Police in Switzerland managed to discover a two-acre field of marijuana while using Google Earth as part of an investigation. Growers, you may be able to hide your goods from police in fields of corn, but you can't hide from the all-seeing eyes of Google.
By Jacqui Cheng | Last updated January 29, 2009 2:09
Google Earth has proven useful for a plethora of things—finding your house from space, checking out islands in the Pacific Ocean, and now, finding massive fields of weed. At least that's what happened in Switzerland, when Swiss police managed to come across a "large marijuana plantation" while using Google's popular software.
(We'll pause while fans of Mary Jane fire up Google Earth.)
Swiss police say that the marijuana field was discovered in Thurgau sometime last year while they were investigating a suspected drug ring. Officers were apparently trying to use Google Earth to locate the exact address of two farmers they suspected of being involved in the ring, and came across the two-acre-large planation hidden in a field of corn in the process. "It was an interesting chance discovery," Zurich police's specialist narcotics unit Norbert Klossner told the Associated Press. No kidding.
The investigation had already yielded the seizure of 1.2 tons of hash and the arrest of 16 people. The criminal investigation targeting the 16 suspects (which we presume to include the two farmers) is scheduled to wrap up in February, and Prosecutor Gabi Alkalay said that she plans to ask for prison sentences for all involved.
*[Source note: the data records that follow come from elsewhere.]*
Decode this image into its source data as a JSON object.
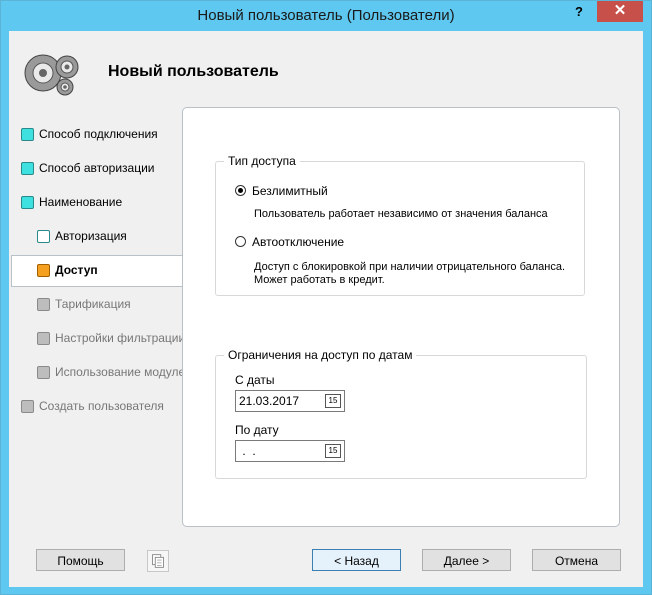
{
  "window": {
    "title": "Новый пользователь (Пользователи)",
    "help": "?",
    "close": "✕"
  },
  "header": {
    "title": "Новый пользователь",
    "icon": "gears-icon"
  },
  "steps": [
    {
      "label": "Способ подключения",
      "state": "done"
    },
    {
      "label": "Способ авторизации",
      "state": "done"
    },
    {
      "label": "Наименование",
      "state": "done"
    },
    {
      "label": "Авторизация",
      "state": "sub"
    },
    {
      "label": "Доступ",
      "state": "active"
    },
    {
      "label": "Тарификация",
      "state": "disabled"
    },
    {
      "label": "Настройки фильтрации",
      "state": "disabled"
    },
    {
      "label": "Использование модулей",
      "state": "disabled"
    },
    {
      "label": "Создать пользователя",
      "state": "disabled"
    }
  ],
  "access_type": {
    "legend": "Тип доступа",
    "unlimited": {
      "label": "Безлимитный",
      "selected": true,
      "desc": "Пользователь работает независимо от значения баланса"
    },
    "auto_off": {
      "label": "Автоотключение",
      "selected": false,
      "desc_line1": "Доступ с блокировкой при наличии отрицательного баланса.",
      "desc_line2": "Может работать в кредит."
    }
  },
  "date_limits": {
    "legend": "Ограничения на доступ по датам",
    "from_label": "С даты",
    "from_value": "21.03.2017",
    "to_label": "По дату",
    "to_value": " .  .",
    "cal_glyph": "15"
  },
  "buttons": {
    "help": "Помощь",
    "back": "< Назад",
    "next": "Далее >",
    "cancel": "Отмена"
  }
}
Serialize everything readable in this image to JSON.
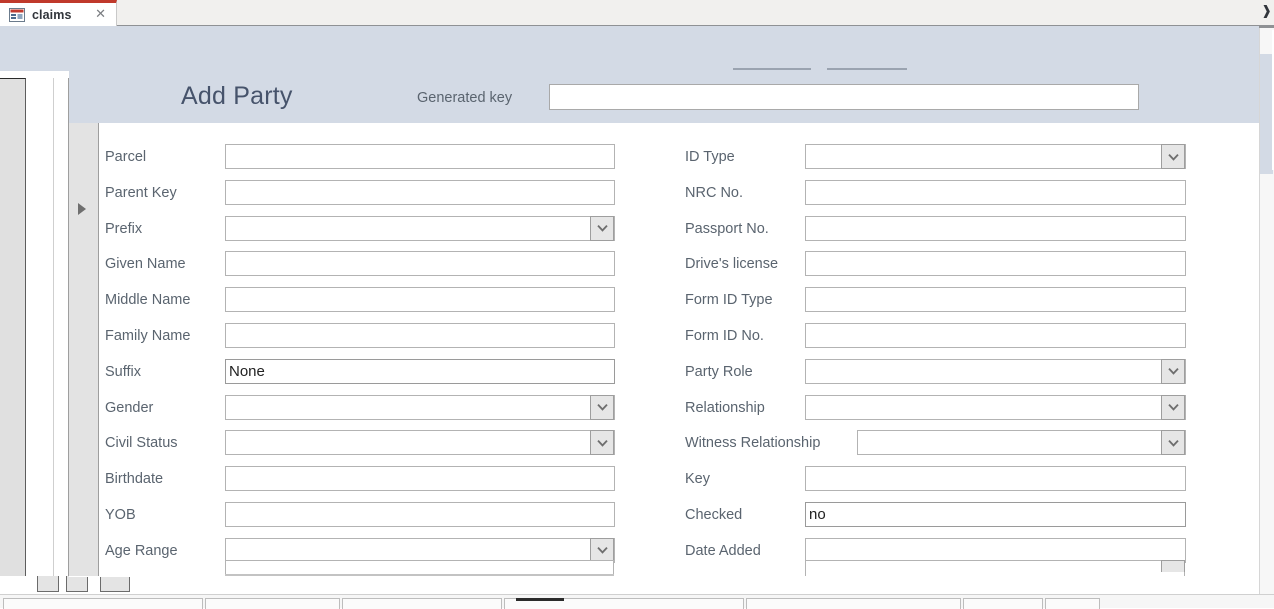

The police didn't acknowledge whether they did anything to the field they found, but we think it's safe to say that it will probably soon disappear from Google Earth if it hasn't already.